→ **Recorded information**
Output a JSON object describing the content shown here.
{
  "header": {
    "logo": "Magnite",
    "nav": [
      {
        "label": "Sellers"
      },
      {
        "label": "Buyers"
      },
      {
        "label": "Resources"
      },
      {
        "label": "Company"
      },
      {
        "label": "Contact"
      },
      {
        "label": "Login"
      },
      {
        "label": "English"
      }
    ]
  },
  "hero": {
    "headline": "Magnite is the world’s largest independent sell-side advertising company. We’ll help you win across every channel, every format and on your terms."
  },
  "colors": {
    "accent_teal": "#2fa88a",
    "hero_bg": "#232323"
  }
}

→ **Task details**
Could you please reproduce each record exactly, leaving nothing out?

→ **Output**
Output a JSON object describing the content shown here.
{
  "header": {
    "logo": "Magnite",
    "nav": [
      {
        "label": "Sellers"
      },
      {
        "label": "Buyers"
      },
      {
        "label": "Resources"
      },
      {
        "label": "Company"
      },
      {
        "label": "Contact"
      },
      {
        "label": "Login"
      },
      {
        "label": "English"
      }
    ]
  },
  "hero": {
    "headline": "Magnite is the world’s largest independent sell-side advertising company. We’ll help you win across every channel, every format and on your terms."
  },
  "colors": {
    "accent_teal": "#2fa88a",
    "hero_bg": "#232323"
  }
}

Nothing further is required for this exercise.